About 30 minutes into the incident, the report said Arredondo tried to negotiate with the gunman, and that led other officers inside the school hallway “to express frustration with the inaction toward penetrating classrooms 111/112.” With the number of law enforcement officers at the scene at this time, the report stated this was the moment entry into the classroom should have been made.
When a group of officers armed with a shield tried to enter a hallway a few minutes later, the report cited body-worn camera footage where Arredondo put his hand up and told the officers, “Guys, hold on, we are going to clear the building first . . . empty these classrooms first.”
The report stated at around the same time, a child called dispatch to say the room was full of victims.
According to the report, “At this point, it was shared broadly across the radio channel that there were students and teachers injured and dying in room 112, which should have made clear to all law enforcement personnel listening that this incident was and always had been an active shooter situation and that law enforcement should act to stop the dying per the active shooter principles described above.”
Around 12:16 p.m., a group of officers advanced into the hallway. At that point, Arredondo told a Department of Public Safety Sergeant to “tell them to f***ing wait,” the report said.
At 12:21 p.m., four shots were fired inside the classrooms, and a group of officers made their way toward the classroom only to stop.
The belief, according to the report, was that many officers believed the classroom door was locked.
The report cited several other instances where investigators mentioned that Arredondo told officers to wait. The report also stated it took 29 minutes more before they entered the classroom.
Minutes before officers entered the classroom, the report stated more shots were fired from the room. Officers waiting to enter the room asked if the gunman was shooting into the hallway, but another constable on the scene said there was no dust coming into the hall.
The report went on to say that Arredondo could be heard shouting at the gunman in an effort to negotiate and not enter the classroom.
Officers entered the classrooms at 12:48 p.m.
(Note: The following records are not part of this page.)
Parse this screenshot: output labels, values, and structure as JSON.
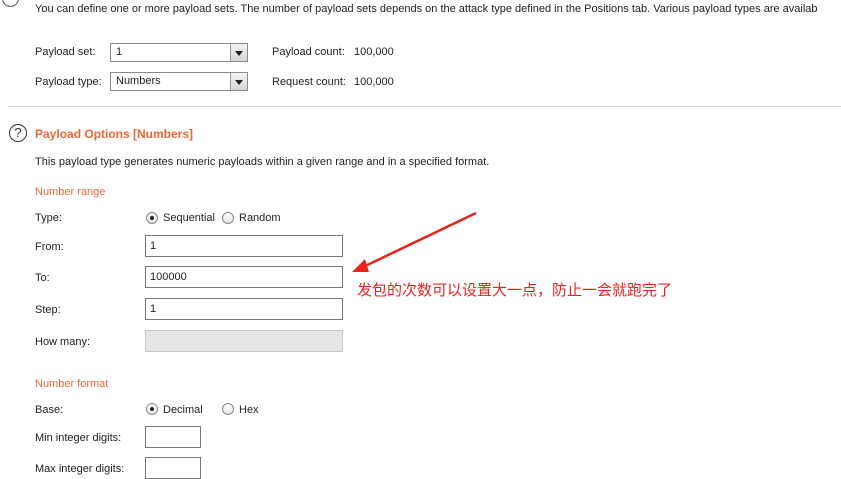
{
  "intro_text": "You can define one or more payload sets. The number of payload sets depends on the attack type defined in the Positions tab. Various payload types are availab",
  "payload_set": {
    "label": "Payload set:",
    "value": "1",
    "count_label": "Payload count:",
    "count_value": "100,000"
  },
  "payload_type": {
    "label": "Payload type:",
    "value": "Numbers",
    "count_label": "Request count:",
    "count_value": "100,000"
  },
  "options": {
    "help_glyph": "?",
    "title": "Payload Options [Numbers]",
    "description": "This payload type generates numeric payloads within a given range and in a specified format."
  },
  "number_range": {
    "heading": "Number range",
    "type_label": "Type:",
    "sequential_label": "Sequential",
    "random_label": "Random",
    "selected": "Sequential",
    "from_label": "From:",
    "from_value": "1",
    "to_label": "To:",
    "to_value": "100000",
    "step_label": "Step:",
    "step_value": "1",
    "how_many_label": "How many:",
    "how_many_value": ""
  },
  "number_format": {
    "heading": "Number format",
    "base_label": "Base:",
    "decimal_label": "Decimal",
    "hex_label": "Hex",
    "selected": "Decimal",
    "min_int_label": "Min integer digits:",
    "min_int_value": "",
    "max_int_label": "Max integer digits:",
    "max_int_value": ""
  },
  "annotation": {
    "text": "发包的次数可以设置大一点，防止一会就跑完了",
    "color": "#e8231d"
  },
  "colors": {
    "accent": "#e8683a",
    "annotation": "#e8231d"
  }
}
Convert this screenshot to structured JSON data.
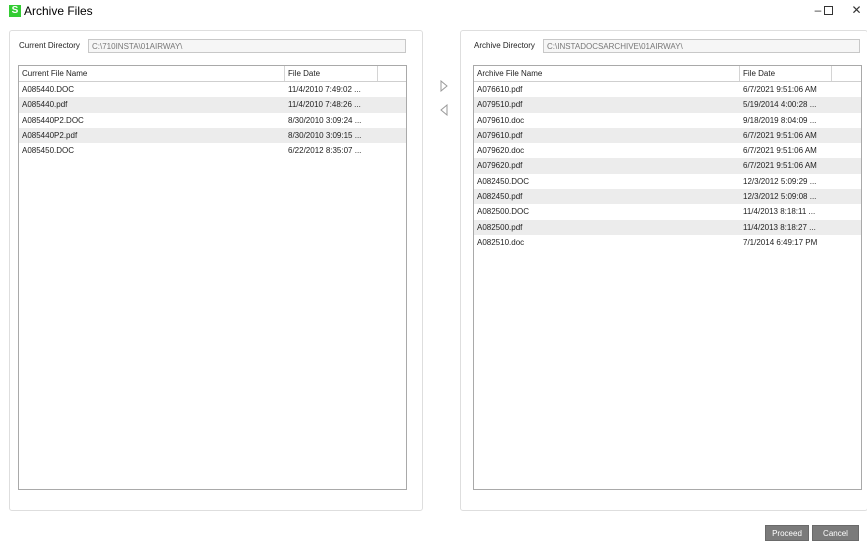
{
  "window": {
    "app_icon_letter": "S",
    "title": "Archive Files",
    "minimize_glyph": "–",
    "close_glyph": "✕"
  },
  "current_panel": {
    "directory_label": "Current Directory",
    "directory_value": "C:\\710INSTA\\01AIRWAY\\",
    "columns": [
      "Current File Name",
      "File Date"
    ],
    "rows": [
      {
        "name": "A085440.DOC",
        "date": "11/4/2010 7:49:02 ..."
      },
      {
        "name": "A085440.pdf",
        "date": "11/4/2010 7:48:26 ..."
      },
      {
        "name": "A085440P2.DOC",
        "date": "8/30/2010 3:09:24 ..."
      },
      {
        "name": "A085440P2.pdf",
        "date": "8/30/2010 3:09:15 ..."
      },
      {
        "name": "A085450.DOC",
        "date": "6/22/2012 8:35:07 ..."
      }
    ]
  },
  "archive_panel": {
    "directory_label": "Archive Directory",
    "directory_value": "C:\\INSTADOCSARCHIVE\\01AIRWAY\\",
    "columns": [
      "Archive File Name",
      "File Date"
    ],
    "rows": [
      {
        "name": "A076610.pdf",
        "date": "6/7/2021 9:51:06 AM"
      },
      {
        "name": "A079510.pdf",
        "date": "5/19/2014 4:00:28 ..."
      },
      {
        "name": "A079610.doc",
        "date": "9/18/2019 8:04:09 ..."
      },
      {
        "name": "A079610.pdf",
        "date": "6/7/2021 9:51:06 AM"
      },
      {
        "name": "A079620.doc",
        "date": "6/7/2021 9:51:06 AM"
      },
      {
        "name": "A079620.pdf",
        "date": "6/7/2021 9:51:06 AM"
      },
      {
        "name": "A082450.DOC",
        "date": "12/3/2012 5:09:29 ..."
      },
      {
        "name": "A082450.pdf",
        "date": "12/3/2012 5:09:08 ..."
      },
      {
        "name": "A082500.DOC",
        "date": "11/4/2013 8:18:11 ..."
      },
      {
        "name": "A082500.pdf",
        "date": "11/4/2013 8:18:27 ..."
      },
      {
        "name": "A082510.doc",
        "date": "7/1/2014 6:49:17 PM"
      }
    ]
  },
  "transfer": {
    "move_to_archive_icon": "triangle-right-icon",
    "move_to_current_icon": "triangle-left-icon"
  },
  "buttons": {
    "proceed": "Proceed",
    "cancel": "Cancel"
  },
  "colors": {
    "app_icon": "#33cc33",
    "alt_row": "#ececec",
    "button_bg": "#7b7b7b"
  }
}
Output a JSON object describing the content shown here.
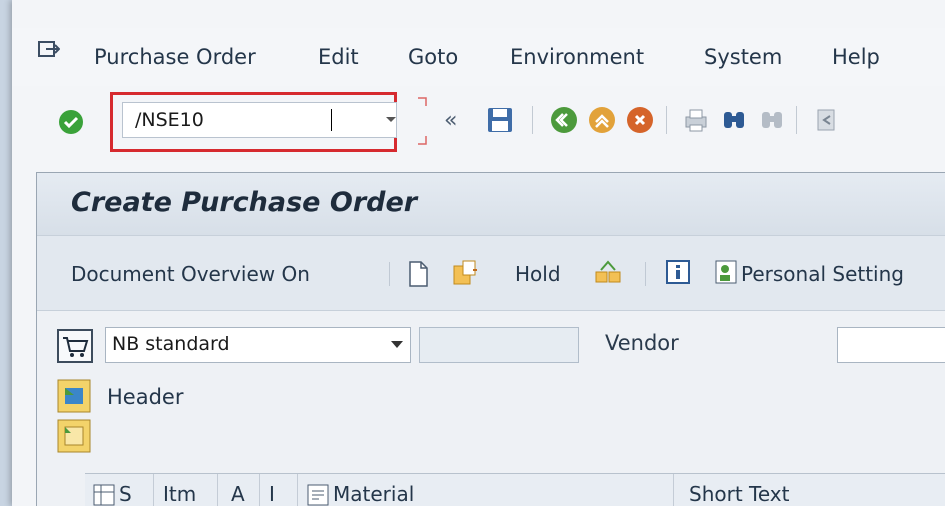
{
  "menu": {
    "items": [
      {
        "label": "Purchase Order"
      },
      {
        "label": "Edit"
      },
      {
        "label": "Goto"
      },
      {
        "label": "Environment"
      },
      {
        "label": "System"
      },
      {
        "label": "Help"
      }
    ]
  },
  "toolbar": {
    "command_value": "/NSE10",
    "highlight_color": "#d62a2f"
  },
  "page": {
    "title": "Create Purchase Order"
  },
  "app_toolbar": {
    "document_overview": "Document Overview On",
    "hold": "Hold",
    "personal_setting": "Personal Setting"
  },
  "form": {
    "doc_type": "NB standard",
    "vendor_label": "Vendor",
    "header_label": "Header"
  },
  "table": {
    "columns": [
      "S",
      "Itm",
      "A",
      "I",
      "Material",
      "Short Text"
    ]
  }
}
The report said the officers scanned the classroom looking for the gunman, who eventually emerged from a closet and opened fire on officers. That is when officers returned fire and killed the gunman 77 minutes after he first entered Robb Elementary.